On the opposite wall is Untitled (friends), a representation of an assembly of upright rectangular figures with rectangular eyes and mouths that looks like a row of dry cleaned shirts in boxes ready to go out on Halloween. A group of smaller figure drawings made of colored pulp on found paper hangs on another wall, including Untitled (purple & brown figures), an image of a ghostly couple resembling two upright coffins.
In contrast, two pictures of monumental spaces show that Castle could also be a master of perspective when necessary. In Untitled (chair drawing) a huge empty chair seems ready to explode out of the frame, as if exerting the authority of an absent adult. And Untitled (figure), hanging to the right, features a small child walking across a wide board floor between two enormous pieces of furniture that press up against the space like bogeymen.
Castle’s full eccentricity comes to fruition in three relatively large two-sided constructions displayed in Plexiglas vitrines. Dangling from a ribbon hanger, Untitled (Striped Dress) is fitted with six paper-stuffed pockets tied on with more string. And Untitled (Pram Construction) is a baby carriage of black and tan paper, with square wheels and tin foil hubcaps. At $250,000 it’s the most expensive piece in the show, but a tiny orange and purple coffin figure is only $3,000.
Andrew Lord at Gladstone
The British sculptor Andrew Lord is also inspired by his childhood environment -- more specifically, his hometown. "Whitworth," his latest solo exhibition, can be seen at Gladstone Gallery, Feb. 27-Mar. 28, 2009. Born in 1950, the New York-based Lord came to prominence in 1981 with a group of sculptures based on representations of vases in early modernist painting. Next came a marvelous series of monumental groups of twisting ceramic vessels made by pummeling and pressing parts of his body into the clay, and beautifully glazed in white with touches of dripping gold leaf.
The current exhibition features a group of ceramic pieces based on locations in the town where Lord grew up. Covered with multiple finger strokes, the works are reminiscent of paintings by Edward Munch and busts by Medardo Rosso. The complexity of his earlier forms is replaced by an innocent simplicity appropriate for early memories. Nevertheless, the apparent unsculptablity of his subjects is audacious.
Gladstone’s large gallery is filled with a group of black-glazed works, and smaller galleries also contain sculptures glazed in yellow and white. An elegiac video of Whitworth’s present-day landscape underlines the distance between current reality and Lord’s nostalgic conceptualizations.
In Waterfall Healey Dell (2008-2009), rocks are rendered in geometric blocks that contrast with the more slippery stream of water, and the metallic black glaze turns mossy green when it breaks over the clay protrusions. A single silver drop somehow reinforces the sculpture’s paradoxical impression of liquidity.
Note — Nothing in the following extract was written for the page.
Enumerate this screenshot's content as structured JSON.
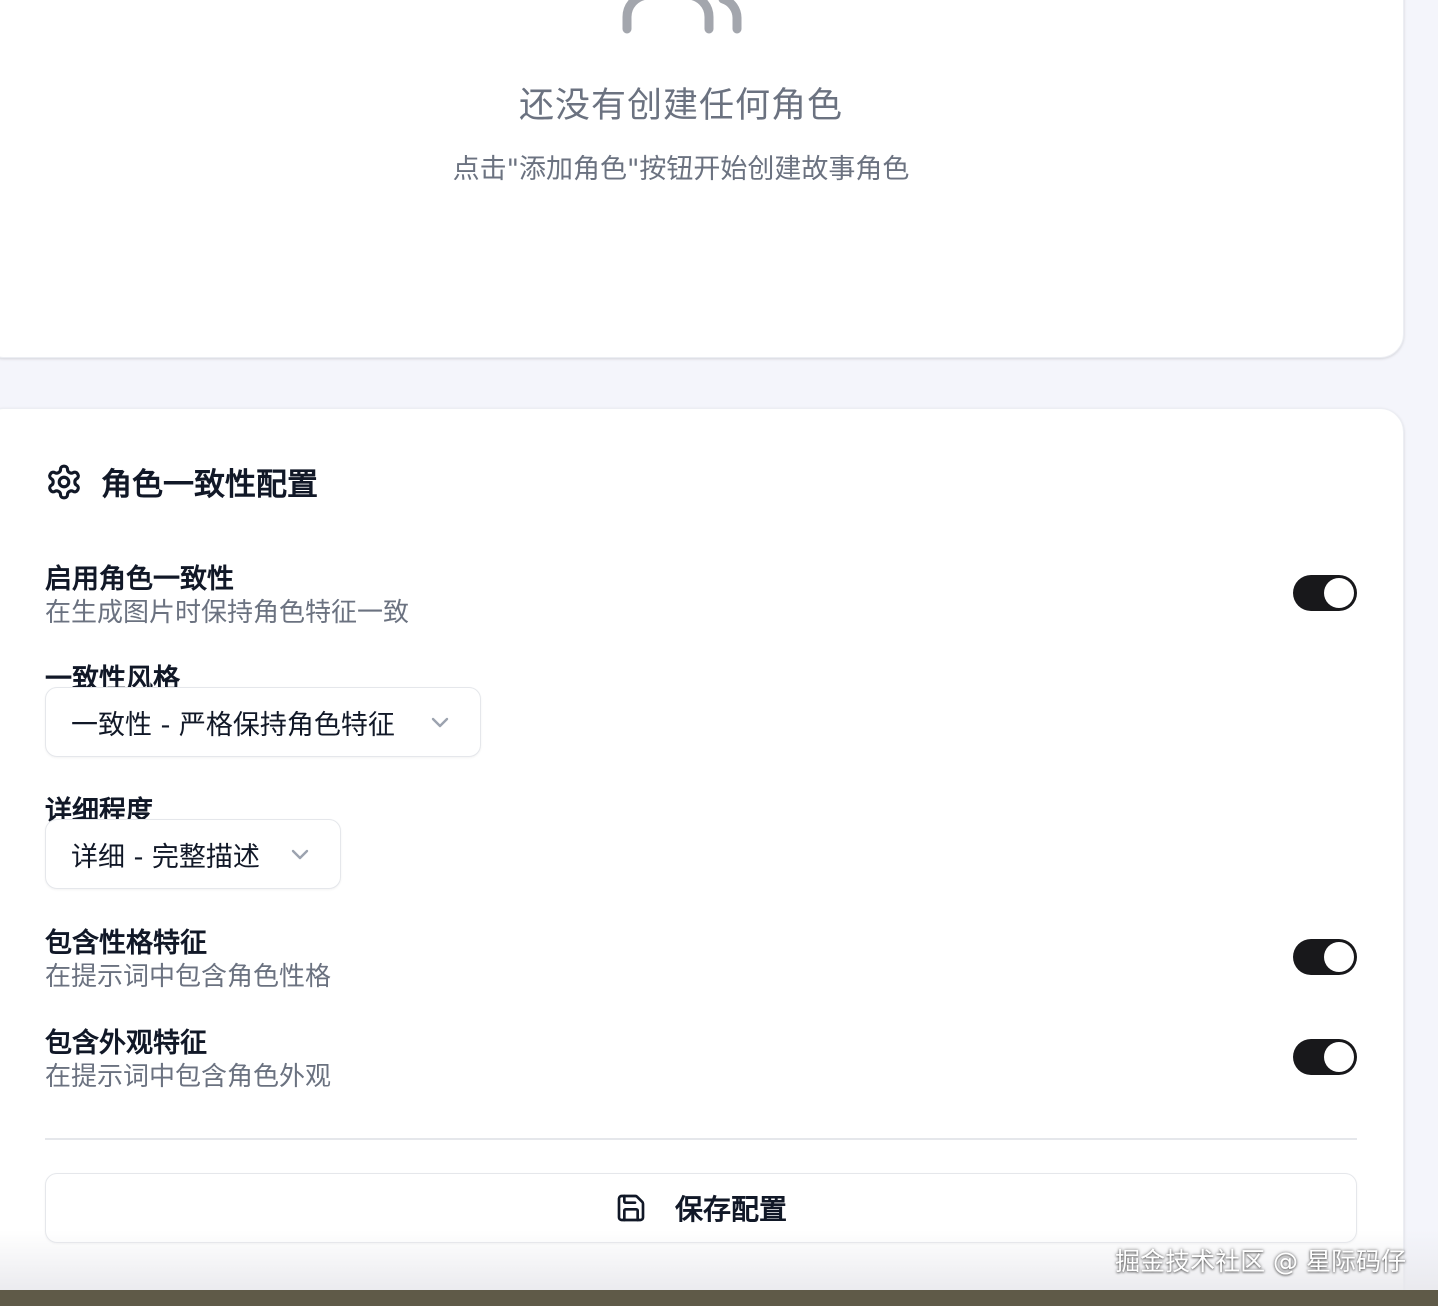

Another crazy motif is a freestanding flight of stairs completely detached from the places it connected. Veering diagonally into the air, it stays vertical by a mysterious feat of balance. Other subjects in this tranquil, light-filled exhibition include birds, bridges, valleys, doors, tall pointy towers, boyish figures and a tree branch placed on a wall.
ELISABETH KLEY is a New York artist and critic.